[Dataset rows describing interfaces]

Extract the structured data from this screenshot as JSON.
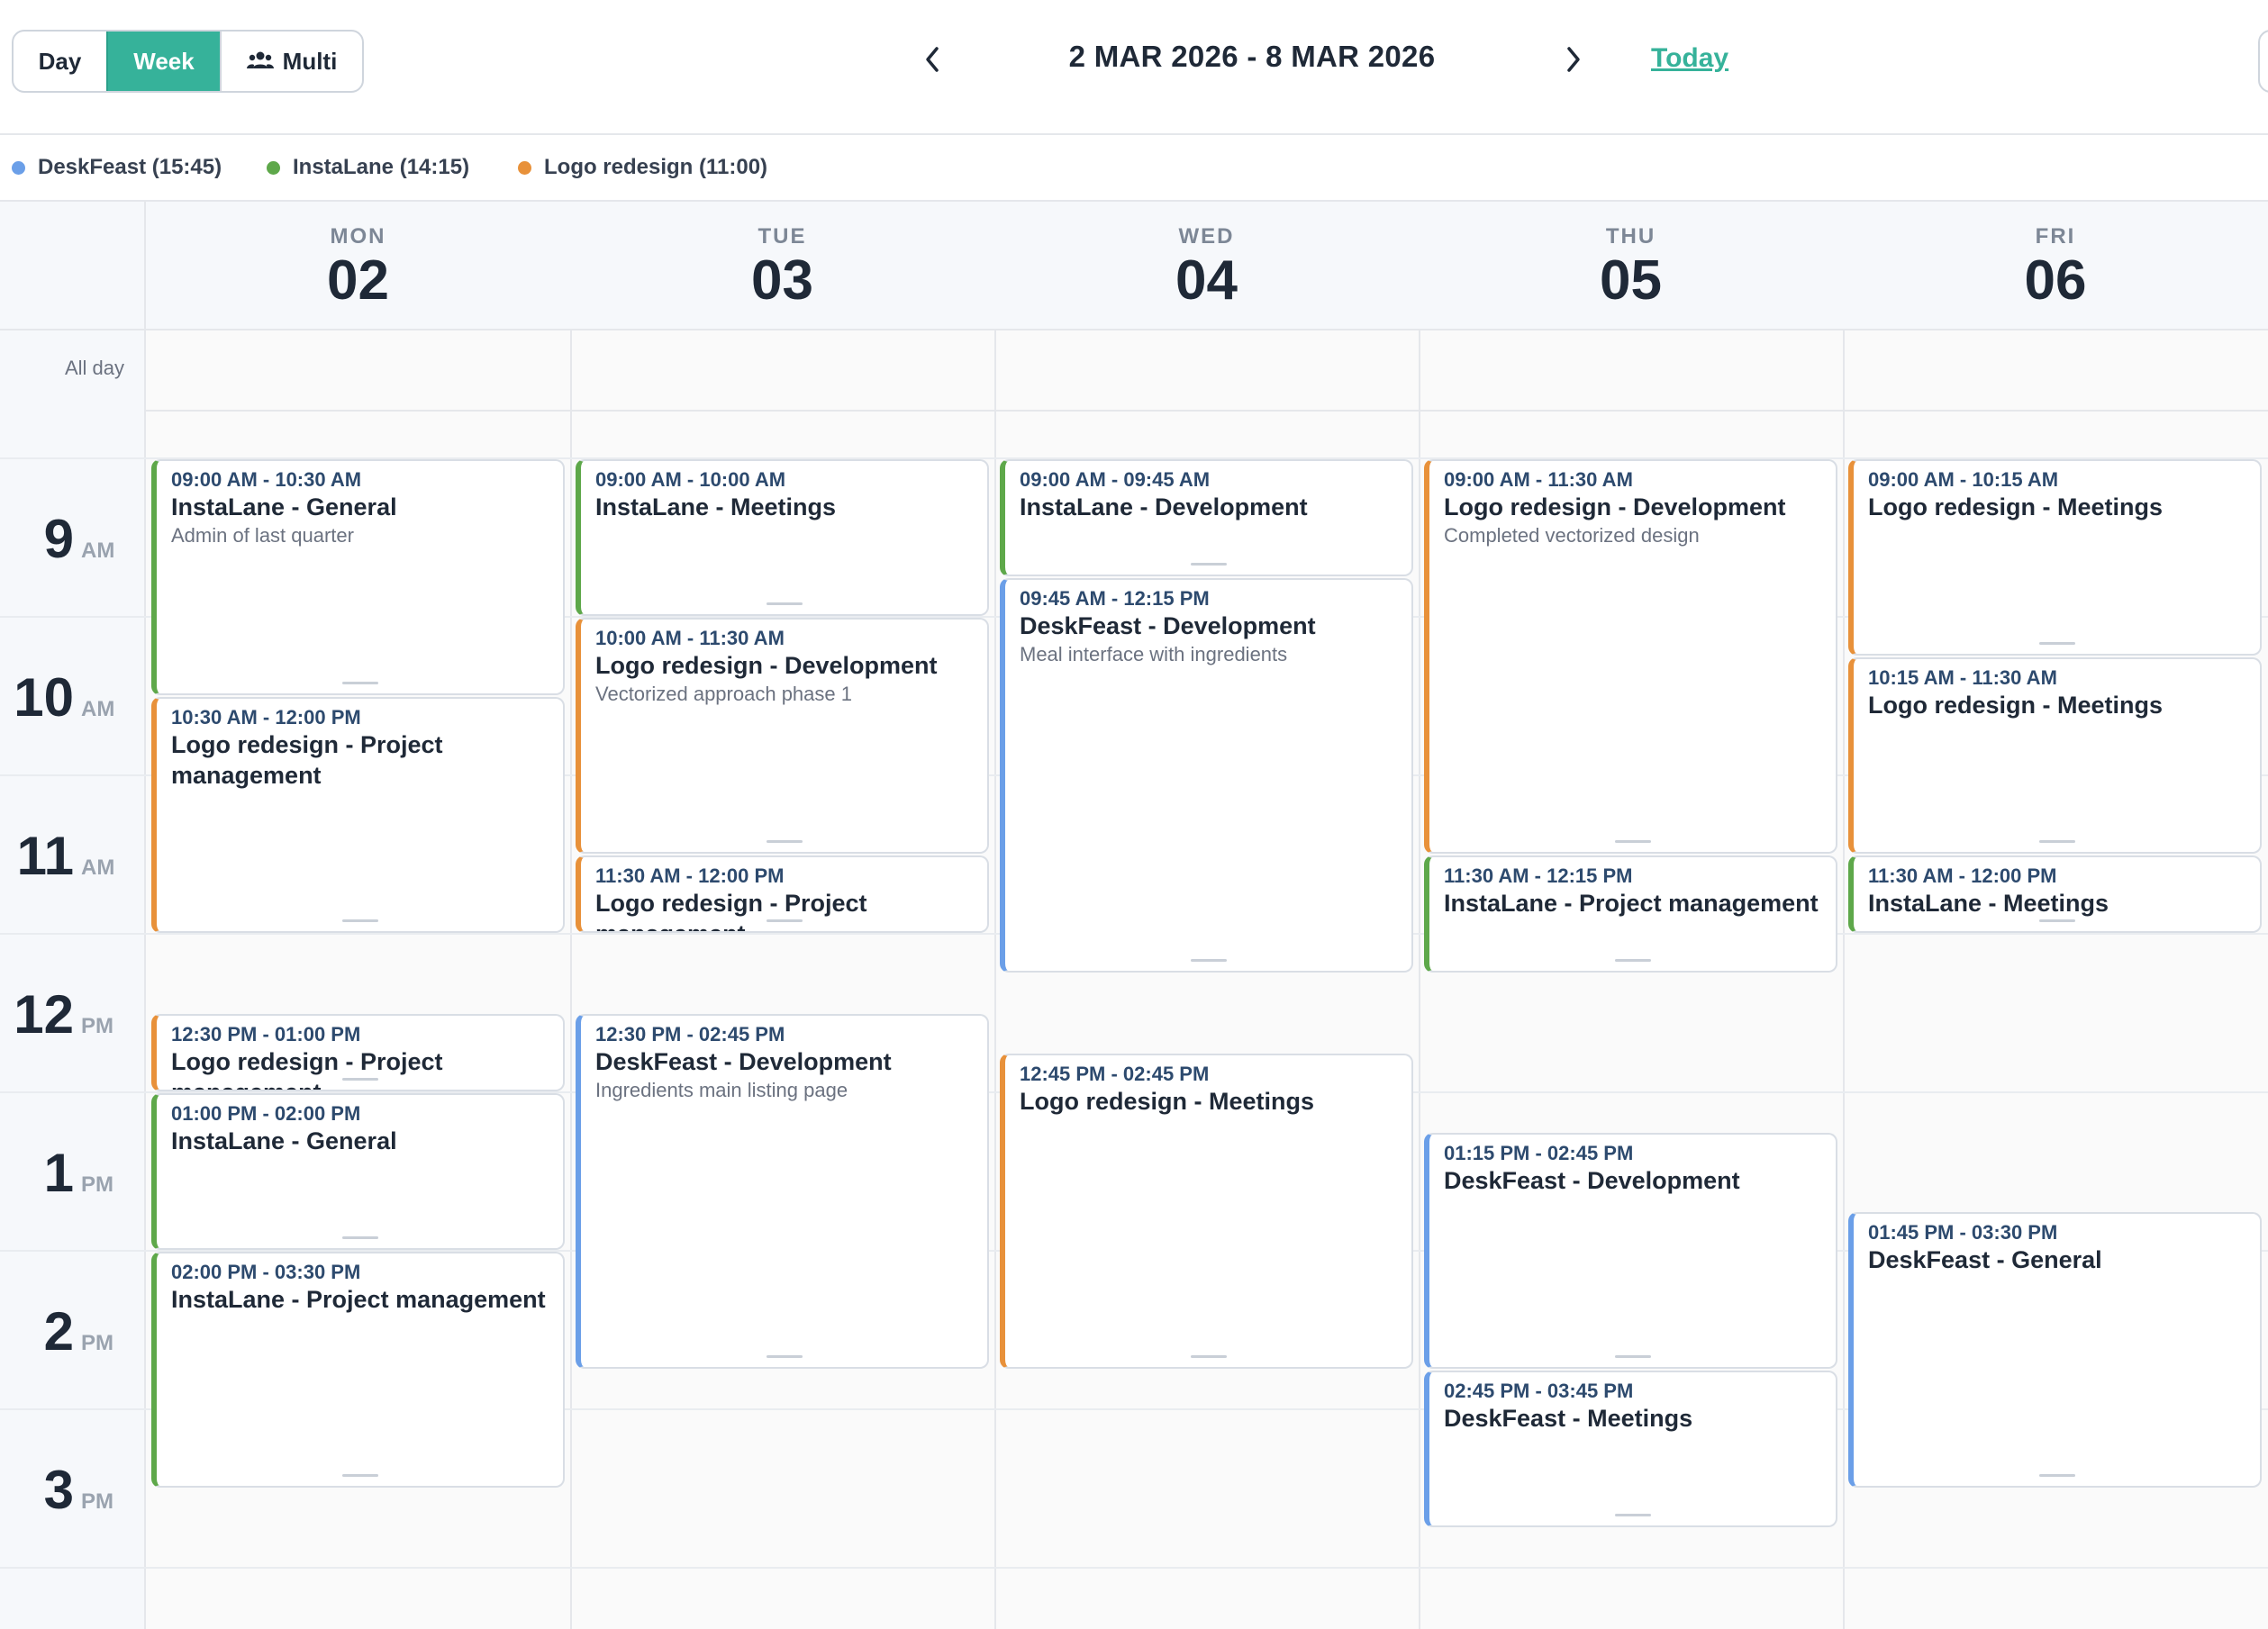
{
  "toolbar": {
    "day_label": "Day",
    "week_label": "Week",
    "multi_label": "Multi",
    "date_range": "2 MAR 2026 - 8 MAR 2026",
    "today_label": "Today"
  },
  "colors": {
    "accent": "#36b29a",
    "deskfeast": "#6b9fe8",
    "instalane": "#5ea84a",
    "logo_redesign": "#e8913a"
  },
  "legend": [
    {
      "label": "DeskFeast (15:45)",
      "color": "#6b9fe8"
    },
    {
      "label": "InstaLane (14:15)",
      "color": "#5ea84a"
    },
    {
      "label": "Logo redesign (11:00)",
      "color": "#e8913a"
    }
  ],
  "days": [
    {
      "name": "MON",
      "num": "02"
    },
    {
      "name": "TUE",
      "num": "03"
    },
    {
      "name": "WED",
      "num": "04"
    },
    {
      "name": "THU",
      "num": "05"
    },
    {
      "name": "FRI",
      "num": "06"
    }
  ],
  "all_day_label": "All day",
  "hours": [
    {
      "num": "9",
      "ampm": "AM"
    },
    {
      "num": "10",
      "ampm": "AM"
    },
    {
      "num": "11",
      "ampm": "AM"
    },
    {
      "num": "12",
      "ampm": "PM"
    },
    {
      "num": "1",
      "ampm": "PM"
    },
    {
      "num": "2",
      "ampm": "PM"
    },
    {
      "num": "3",
      "ampm": "PM"
    }
  ],
  "events": [
    {
      "day": 0,
      "start": "09:00",
      "end": "10:30",
      "project": "instalane",
      "time": "09:00 AM - 10:30 AM",
      "title": "InstaLane - General",
      "desc": "Admin of last quarter"
    },
    {
      "day": 0,
      "start": "10:30",
      "end": "12:00",
      "project": "logo_redesign",
      "time": "10:30 AM - 12:00 PM",
      "title": "Logo redesign - Project management",
      "desc": ""
    },
    {
      "day": 0,
      "start": "12:30",
      "end": "13:00",
      "project": "logo_redesign",
      "time": "12:30 PM - 01:00 PM",
      "title": "Logo redesign - Project management",
      "desc": ""
    },
    {
      "day": 0,
      "start": "13:00",
      "end": "14:00",
      "project": "instalane",
      "time": "01:00 PM - 02:00 PM",
      "title": "InstaLane - General",
      "desc": ""
    },
    {
      "day": 0,
      "start": "14:00",
      "end": "15:30",
      "project": "instalane",
      "time": "02:00 PM - 03:30 PM",
      "title": "InstaLane - Project management",
      "desc": ""
    },
    {
      "day": 1,
      "start": "09:00",
      "end": "10:00",
      "project": "instalane",
      "time": "09:00 AM - 10:00 AM",
      "title": "InstaLane - Meetings",
      "desc": ""
    },
    {
      "day": 1,
      "start": "10:00",
      "end": "11:30",
      "project": "logo_redesign",
      "time": "10:00 AM - 11:30 AM",
      "title": "Logo redesign - Development",
      "desc": "Vectorized approach phase 1"
    },
    {
      "day": 1,
      "start": "11:30",
      "end": "12:00",
      "project": "logo_redesign",
      "time": "11:30 AM - 12:00 PM",
      "title": "Logo redesign - Project management",
      "desc": ""
    },
    {
      "day": 1,
      "start": "12:30",
      "end": "14:45",
      "project": "deskfeast",
      "time": "12:30 PM - 02:45 PM",
      "title": "DeskFeast - Development",
      "desc": "Ingredients main listing page"
    },
    {
      "day": 2,
      "start": "09:00",
      "end": "09:45",
      "project": "instalane",
      "time": "09:00 AM - 09:45 AM",
      "title": "InstaLane - Development",
      "desc": ""
    },
    {
      "day": 2,
      "start": "09:45",
      "end": "12:15",
      "project": "deskfeast",
      "time": "09:45 AM - 12:15 PM",
      "title": "DeskFeast - Development",
      "desc": "Meal interface with ingredients"
    },
    {
      "day": 2,
      "start": "12:45",
      "end": "14:45",
      "project": "logo_redesign",
      "time": "12:45 PM - 02:45 PM",
      "title": "Logo redesign - Meetings",
      "desc": ""
    },
    {
      "day": 3,
      "start": "09:00",
      "end": "11:30",
      "project": "logo_redesign",
      "time": "09:00 AM - 11:30 AM",
      "title": "Logo redesign - Development",
      "desc": "Completed vectorized design"
    },
    {
      "day": 3,
      "start": "11:30",
      "end": "12:15",
      "project": "instalane",
      "time": "11:30 AM - 12:15 PM",
      "title": "InstaLane - Project management",
      "desc": ""
    },
    {
      "day": 3,
      "start": "13:15",
      "end": "14:45",
      "project": "deskfeast",
      "time": "01:15 PM - 02:45 PM",
      "title": "DeskFeast - Development",
      "desc": ""
    },
    {
      "day": 3,
      "start": "14:45",
      "end": "15:45",
      "project": "deskfeast",
      "time": "02:45 PM - 03:45 PM",
      "title": "DeskFeast - Meetings",
      "desc": ""
    },
    {
      "day": 4,
      "start": "09:00",
      "end": "10:15",
      "project": "logo_redesign",
      "time": "09:00 AM - 10:15 AM",
      "title": "Logo redesign - Meetings",
      "desc": ""
    },
    {
      "day": 4,
      "start": "10:15",
      "end": "11:30",
      "project": "logo_redesign",
      "time": "10:15 AM - 11:30 AM",
      "title": "Logo redesign - Meetings",
      "desc": ""
    },
    {
      "day": 4,
      "start": "11:30",
      "end": "12:00",
      "project": "instalane",
      "time": "11:30 AM - 12:00 PM",
      "title": "InstaLane - Meetings",
      "desc": ""
    },
    {
      "day": 4,
      "start": "13:45",
      "end": "15:30",
      "project": "deskfeast",
      "time": "01:45 PM - 03:30 PM",
      "title": "DeskFeast - General",
      "desc": ""
    }
  ]
}
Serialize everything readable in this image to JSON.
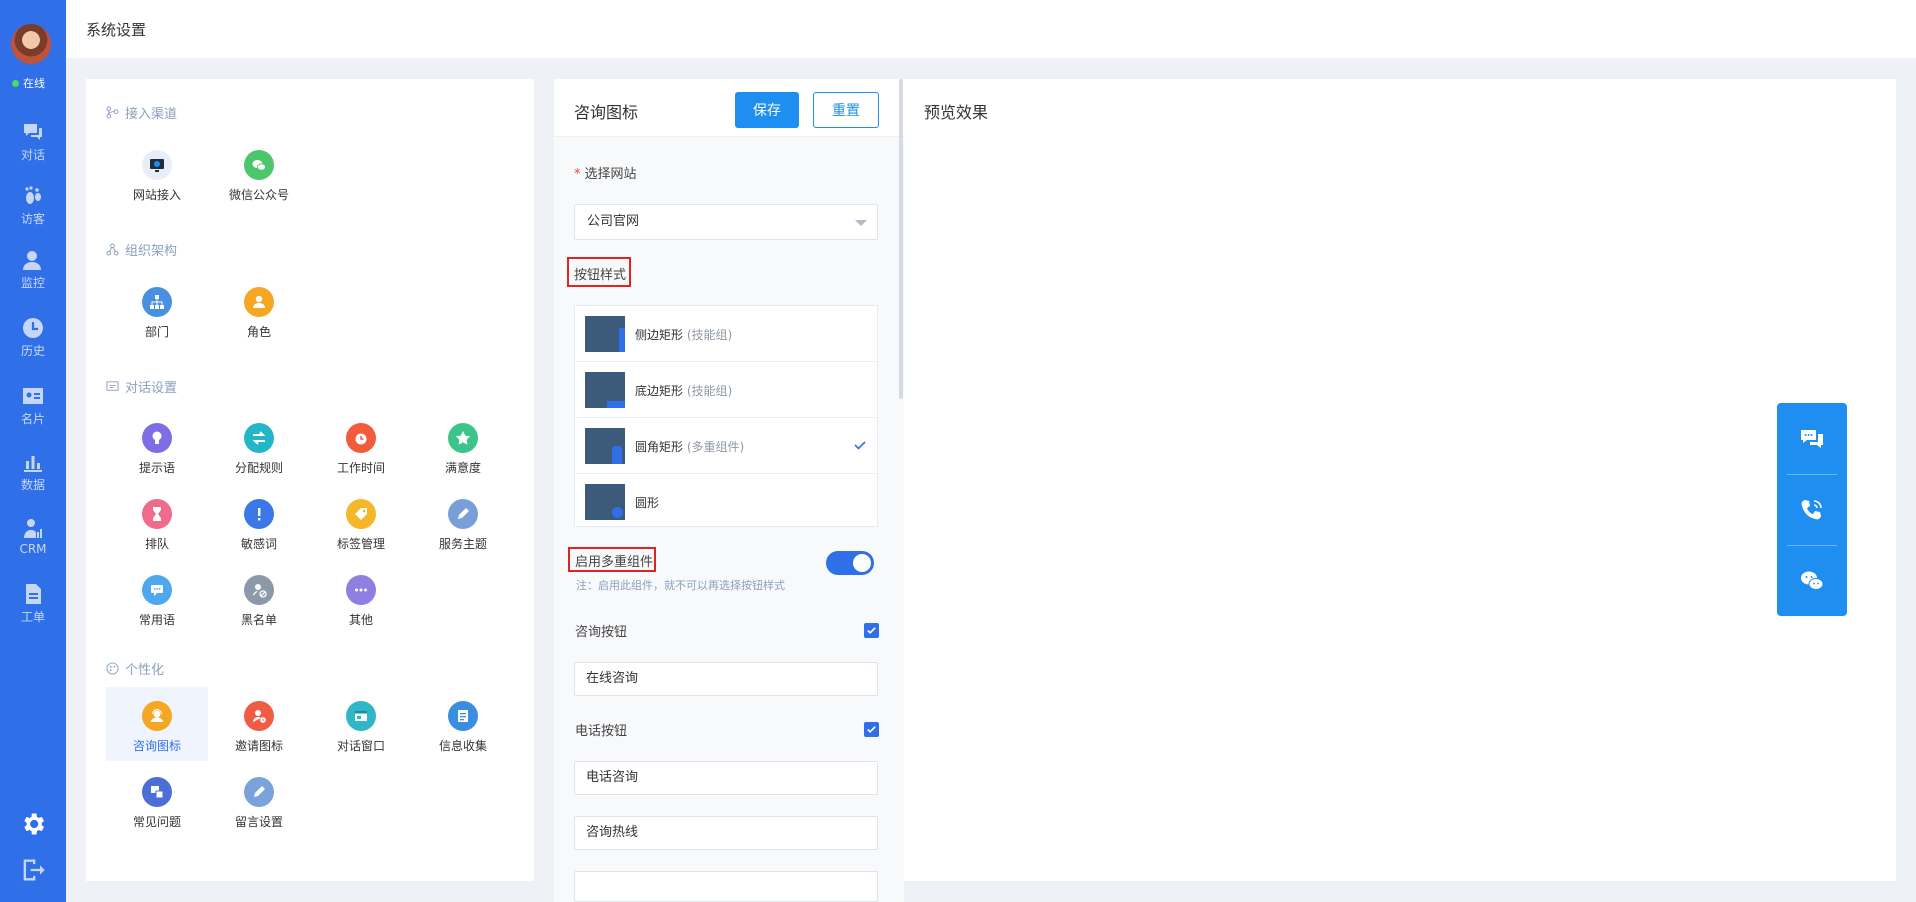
{
  "header": {
    "title": "系统设置"
  },
  "user": {
    "status": "在线"
  },
  "nav": [
    {
      "key": "chat",
      "label": "对话",
      "icon": "chat-icon"
    },
    {
      "key": "visitor",
      "label": "访客",
      "icon": "footprint-icon"
    },
    {
      "key": "monitor",
      "label": "监控",
      "icon": "monitor-icon"
    },
    {
      "key": "history",
      "label": "历史",
      "icon": "clock-icon"
    },
    {
      "key": "card",
      "label": "名片",
      "icon": "id-card-icon"
    },
    {
      "key": "data",
      "label": "数据",
      "icon": "bar-chart-icon"
    },
    {
      "key": "crm",
      "label": "CRM",
      "icon": "crm-icon"
    },
    {
      "key": "ticket",
      "label": "工单",
      "icon": "document-icon"
    }
  ],
  "left": {
    "sections": [
      {
        "title": "接入渠道",
        "items": [
          "网站接入",
          "微信公众号"
        ]
      },
      {
        "title": "组织架构",
        "items": [
          "部门",
          "角色"
        ]
      },
      {
        "title": "对话设置",
        "items": [
          "提示语",
          "分配规则",
          "工作时间",
          "满意度",
          "排队",
          "敏感词",
          "标签管理",
          "服务主题",
          "常用语",
          "黑名单",
          "其他"
        ]
      },
      {
        "title": "个性化",
        "items": [
          "咨询图标",
          "邀请图标",
          "对话窗口",
          "信息收集",
          "常见问题",
          "留言设置"
        ]
      }
    ]
  },
  "mid": {
    "title": "咨询图标",
    "save": "保存",
    "reset": "重置",
    "site_label": "选择网站",
    "site_required": "*",
    "site_value": "公司官网",
    "style_label": "按钮样式",
    "styles": [
      {
        "name": "侧边矩形",
        "sub": "(技能组)"
      },
      {
        "name": "底边矩形",
        "sub": "(技能组)"
      },
      {
        "name": "圆角矩形",
        "sub": "(多重组件)"
      },
      {
        "name": "圆形",
        "sub": ""
      }
    ],
    "multi_label": "启用多重组件",
    "multi_enabled": true,
    "multi_note": "注：启用此组件，就不可以再选择按钮样式",
    "consult_label": "咨询按钮",
    "consult_checked": true,
    "consult_value": "在线咨询",
    "phone_label": "电话按钮",
    "phone_checked": true,
    "phone_value": "电话咨询",
    "hotline_value": "咨询热线"
  },
  "preview": {
    "title": "预览效果"
  },
  "colors": {
    "nav": "#2f6fe7",
    "accent": "#1f8ef1",
    "highlight": "#e02424"
  }
}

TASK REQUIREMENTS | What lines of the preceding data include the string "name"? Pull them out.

RESPONSE TO THIS EXERCISE |
      "name": "MON",
      "name": "TUE",
      "name": "WED",
      "name": "THU",
      "name": "FRI",
        "name": "侧边矩形",
        "name": "底边矩形",
        "name": "圆角矩形",
        "name": "圆形",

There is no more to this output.